Beyond the production and packaging phase, there is more that Samsung is implementing throughout the lifecycle to make its smartphones more sustainable, from increased durability to increased longevity through software and security updates.
Last year, in the U.S., in collaboration with iFixit, Samsung launched a self-repair program that was very well received and aims at helping consumers with the three major issues they usually face with a device: the screen, the rear glass and the charging port. The kit supports Galaxy S20, S21, and S22 and will now add the S23. Consumers who wish to make their own repairs can purchase genuine device parts and the easy-to-repair tools directly from iFixit, Samsung 837, and other Samsung retails and service locations. Once the repair is done, consumers can return their discarded parts for responsible recycling using the prepaid label that came with the repair kit.
Upcycling is also an important tool that Samsung uses to bring new life into obsolete devices. In 2021, it launched the Samsung Galaxy Upcycling at the Home initiative in the U.S., UK and Korea. Via the SmarThings Labs, a feature within the SmartThings apps, users can repurpose built-in sensors to provide enhanced sound and light-control features. For instance, using AI, these repurposed Galaxy devices can detect sounds like a baby crying, a dog barking, or a cat meowing or knocking and send an alert to the user’s phone. In 2022, Samsung took it a step further and used upcycling to make a social impact on an issue that affects 1.1 billion people, 90% of whom live in low-and-middle-income countries: vision loss. Samsung partnered with the International Agency for the Prevention of Blindness (IAPB) and Yonsei University Health System (YUHS) to turn old and unused Galaxy devices into medical diagnosis cameras called EYELIKE™ fundus cameras, which allow both medical and non-medical professionals to screen people for conditions that may lead to blindness.
Newton argues, and I agree, that sustainability and overall company values are something that younger consumers are very much interested in. This means that for Samsung, these initiatives, as is often the case, are not just a good thing for the environment and society; they can also positively impact its business bottom line.
While most of the attention at Unpacked was on the new Galaxy S23 line, Samsung also introduced three new laptops, the Galaxy Book3 Pro, Book3 Pro 360, and Book3 Ultra, all incorporating recycled ocean-bound plastic and post-consumer material.
“We are only getting started on our sustainability journey. As an engineer, there is nothing better than finding solutions that solve difficult problems. Knowing that a small investment made in one of our products can have a considerable impact on the environment because of our scale is extremely exciting,’ concluded Choi.

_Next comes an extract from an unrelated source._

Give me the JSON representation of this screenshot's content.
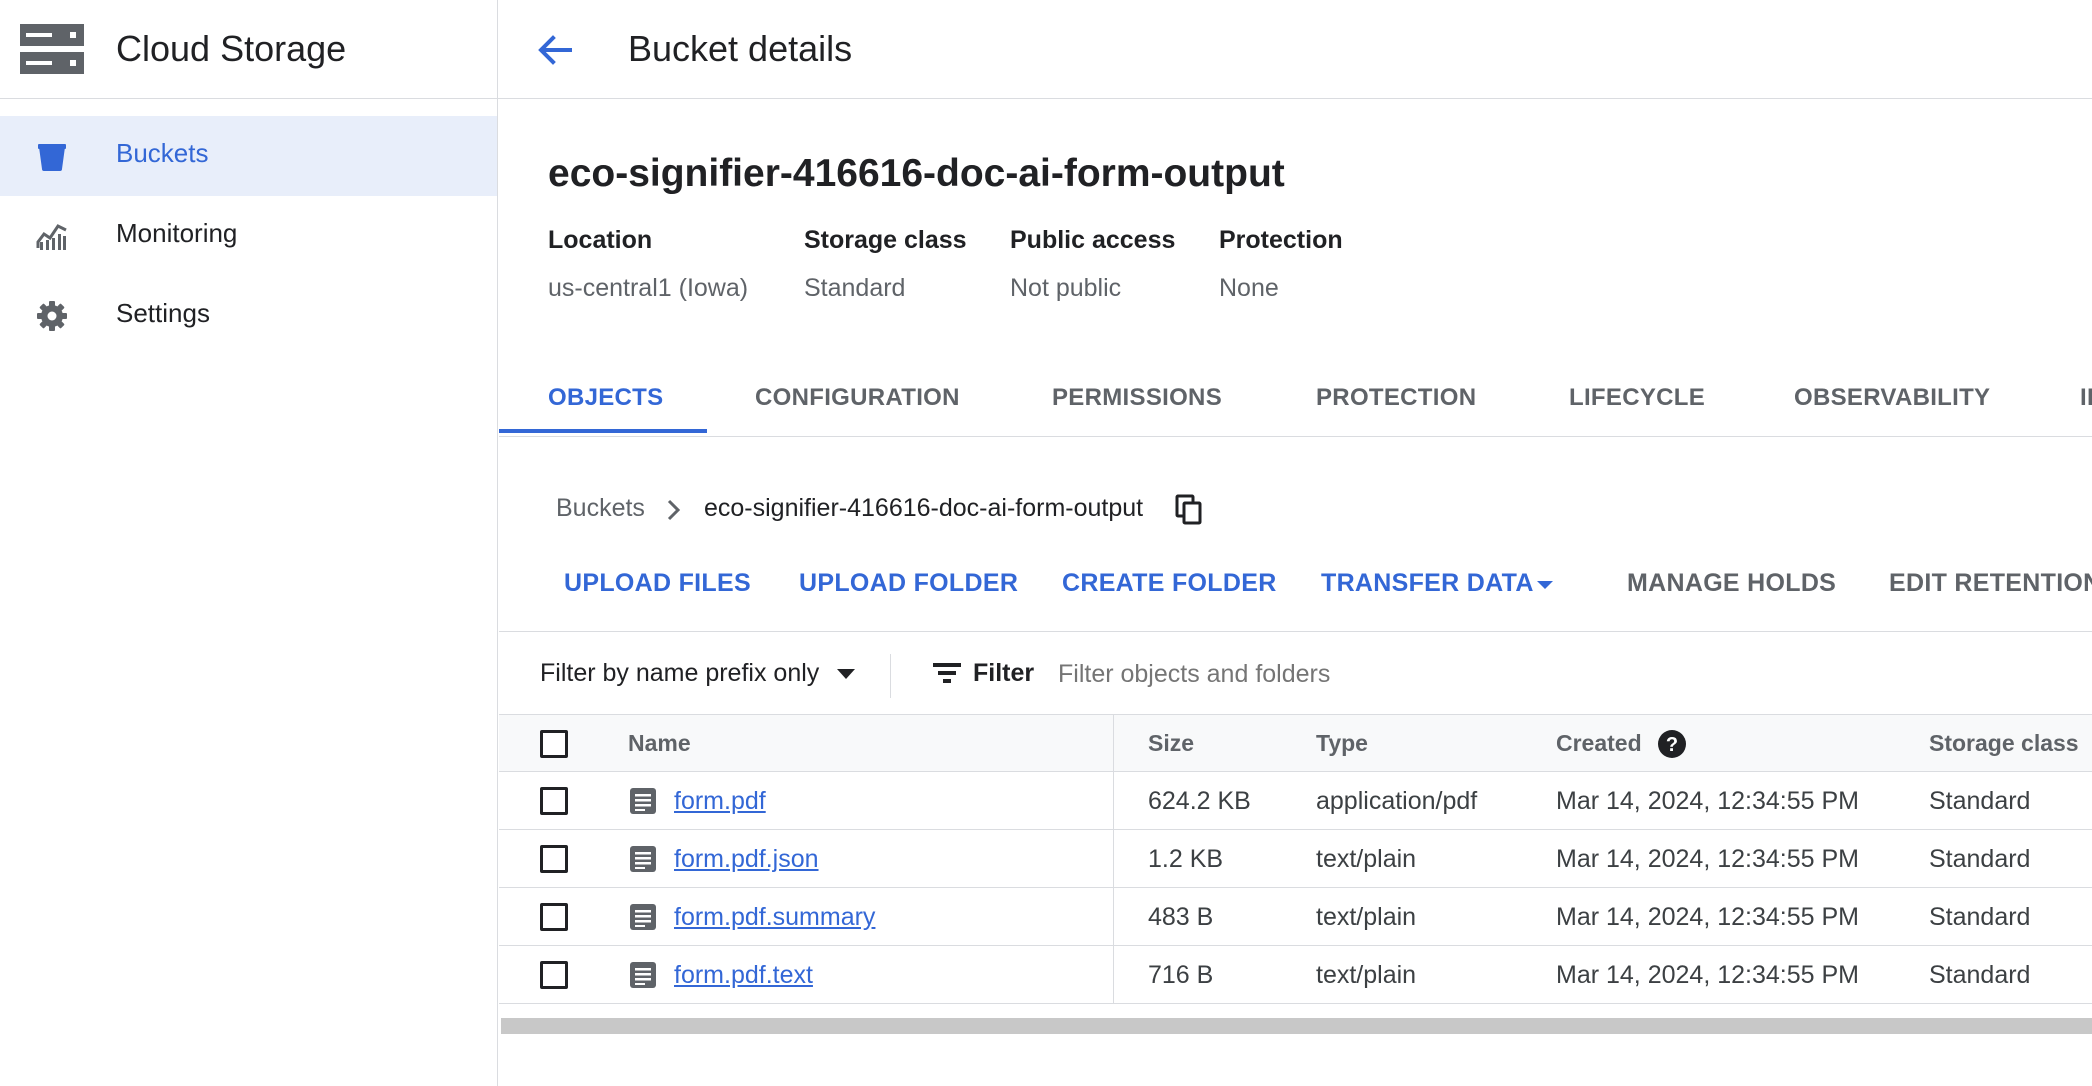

As we look ahead at the next generation of computing and Samsung celebrates the partnership with Qualcomm and Google in building the next immersive computing platform, it is reassuring to know that sustainability will be an important component of the innovation journey the company will embark on.
Disclosure: The Heart of Tech is a research and consultancy firm that engages or has engaged in research, analysis, and advisory services with many technology companies, including those mentioned in this column. The author does not hold any equity positions with any company mentioned in this column.